It makes no mention of the fact that Benjamin (1753 – 1827), a farmer from Sudbourne, had taken over The George from his brother, Robert, who in March had had to sell, “Under a distress for Rent”, his household effects at an auction at The George. It is clear that they were related to the pub itself as they included, “7 feather beds and bedding, mahogany and wainscot tables, pier and dressing glasses, chests of drawers, 2 handsome buffets, walnut-tree and painted chairs, coal range, 30 gallon copper, with brewing utensils, and sundry other articles.” It is not known if, in the end, his brother bought them in order to carry on with the business. Benjamin did not run The George for long as, in the following March, from the Crown Inn in Woodbridge, he was ‘acquainting’  “Gentlemen Travellers and others, that they may be accommodated with Post-chaises, able horses, on the shortest notice, as usual, at the above inn.” and in June of the same year (1796) was advertising The George, an “Old-accustomed Inn”, for let and immediate possession as he wished “to decline the public line of business.”

The following news story appeared in the Suffolk Chronicle, on the 6th November 1869:

Charles Bird had been the landlord of the George from, at least, the mid-1860s when it was sold as part of the Stonham Brewery’s pub estate in 1866. He was then paying £10 a year for the tenancy of the tied house, which was bought by Hansard J. Bridges for £350 along with two of the other pubs sold.
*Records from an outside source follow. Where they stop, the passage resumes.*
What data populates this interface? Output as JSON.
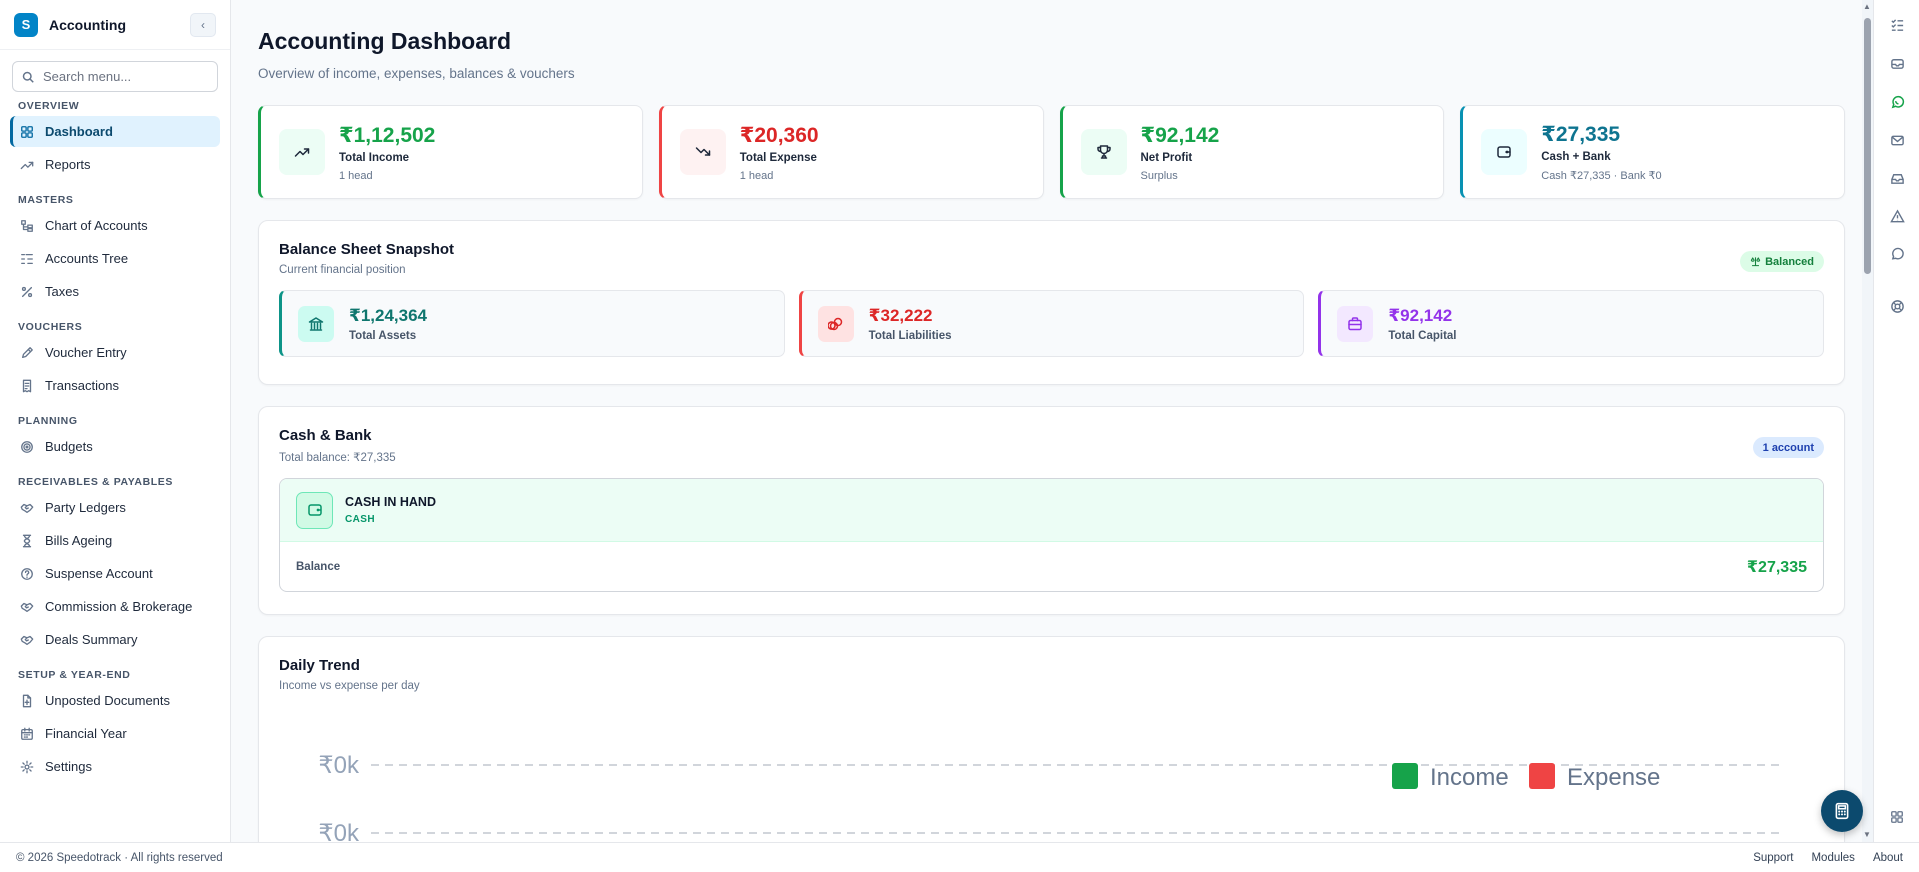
{
  "app": {
    "logo_letter": "S",
    "title": "Accounting",
    "collapse_glyph": "‹"
  },
  "search": {
    "placeholder": "Search menu..."
  },
  "nav": {
    "sections": [
      {
        "title": "OVERVIEW",
        "items": [
          {
            "label": "Dashboard",
            "icon": "grid-icon",
            "active": true
          },
          {
            "label": "Reports",
            "icon": "trend-icon"
          }
        ]
      },
      {
        "title": "MASTERS",
        "items": [
          {
            "label": "Chart of Accounts",
            "icon": "hierarchy-icon"
          },
          {
            "label": "Accounts Tree",
            "icon": "list-tree-icon"
          },
          {
            "label": "Taxes",
            "icon": "percent-icon"
          }
        ]
      },
      {
        "title": "VOUCHERS",
        "items": [
          {
            "label": "Voucher Entry",
            "icon": "pen-icon"
          },
          {
            "label": "Transactions",
            "icon": "receipt-icon"
          }
        ]
      },
      {
        "title": "PLANNING",
        "items": [
          {
            "label": "Budgets",
            "icon": "target-icon"
          }
        ]
      },
      {
        "title": "RECEIVABLES & PAYABLES",
        "items": [
          {
            "label": "Party Ledgers",
            "icon": "handshake-icon"
          },
          {
            "label": "Bills Ageing",
            "icon": "hourglass-icon"
          },
          {
            "label": "Suspense Account",
            "icon": "question-icon"
          },
          {
            "label": "Commission & Brokerage",
            "icon": "handshake-icon"
          },
          {
            "label": "Deals Summary",
            "icon": "handshake-icon"
          }
        ]
      },
      {
        "title": "SETUP & YEAR-END",
        "items": [
          {
            "label": "Unposted Documents",
            "icon": "document-icon"
          },
          {
            "label": "Financial Year",
            "icon": "calendar-icon"
          },
          {
            "label": "Settings",
            "icon": "gear-icon"
          }
        ]
      }
    ]
  },
  "header": {
    "title": "Accounting Dashboard",
    "subtitle": "Overview of income, expenses, balances & vouchers"
  },
  "kpis": [
    {
      "value": "₹1,12,502",
      "label": "Total Income",
      "sub": "1 head",
      "color": "#16a34a",
      "accent": "#16a34a",
      "bg": "#ecfdf5",
      "icon": "trend-up-icon"
    },
    {
      "value": "₹20,360",
      "label": "Total Expense",
      "sub": "1 head",
      "color": "#dc2626",
      "accent": "#ef4444",
      "bg": "#fef2f2",
      "icon": "trend-down-icon"
    },
    {
      "value": "₹92,142",
      "label": "Net Profit",
      "sub": "Surplus",
      "color": "#16a34a",
      "accent": "#16a34a",
      "bg": "#ecfdf5",
      "icon": "trophy-icon"
    },
    {
      "value": "₹27,335",
      "label": "Cash + Bank",
      "sub": "Cash ₹27,335 · Bank ₹0",
      "color": "#0e7490",
      "accent": "#0891b2",
      "bg": "#ecfeff",
      "icon": "wallet-icon"
    }
  ],
  "balance_sheet": {
    "title": "Balance Sheet Snapshot",
    "subtitle": "Current financial position",
    "badge": "Balanced",
    "items": [
      {
        "value": "₹1,24,364",
        "label": "Total Assets",
        "color": "#0f766e",
        "accent": "#0d9488",
        "bg": "#ccfbf1",
        "icon": "bank-icon"
      },
      {
        "value": "₹32,222",
        "label": "Total Liabilities",
        "color": "#dc2626",
        "accent": "#ef4444",
        "bg": "#fee2e2",
        "icon": "coins-icon"
      },
      {
        "value": "₹92,142",
        "label": "Total Capital",
        "color": "#9333ea",
        "accent": "#9333ea",
        "bg": "#f3e8ff",
        "icon": "briefcase-icon"
      }
    ]
  },
  "cash_bank": {
    "title": "Cash & Bank",
    "subtitle": "Total balance: ₹27,335",
    "badge": "1 account",
    "account": {
      "name": "CASH IN HAND",
      "type": "CASH",
      "balance_label": "Balance",
      "balance": "₹27,335"
    }
  },
  "daily_trend": {
    "title": "Daily Trend",
    "subtitle": "Income vs expense per day"
  },
  "chart_data": {
    "type": "line",
    "title": "Daily Trend",
    "subtitle": "Income vs expense per day",
    "y_tick_labels": [
      "₹0k",
      "₹0k"
    ],
    "series": [
      {
        "name": "Income",
        "color": "#16a34a",
        "values": []
      },
      {
        "name": "Expense",
        "color": "#ef4444",
        "values": []
      }
    ],
    "legend": "top-right",
    "grid": true
  },
  "rail": [
    "checklist-icon",
    "inbox-icon",
    "whatsapp-icon",
    "mail-icon",
    "tray-icon",
    "alert-icon",
    "chat-icon",
    "support-icon",
    "apps-icon"
  ],
  "footer": {
    "copyright": "© 2026 Speedotrack · All rights reserved",
    "links": [
      "Support",
      "Modules",
      "About"
    ]
  }
}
Bridges had bought the Violet Hill Brewery in Stowmarket the year before. Having previously been the brewery manager at Stonham, he was obviously now building up his own pub chain. Fortunately, Charles Bird recovered from his injuries, in 1870 giving a bottle of rum as a prize for the 5th Suffolk (Wickham Market) Rifle Volunteers’ shooting competition (won by a Private Manthorpe), before transferring the licence of The George to William Foster in March 1871. Foster ran the George for the next nine or ten years, though changing its name to The Golden Lion. It became The George again under the next landlord, Robert Norford. The Mr [George] Hill mentioned very soon after the accident added to his bakery business and opened The Volunteer pub at the corner of High Street and Spring Lane.

If you have any historical facts, memories, photographs of The George, characters associated with the pub or groups that used it you wish to share, contact us by e-mail at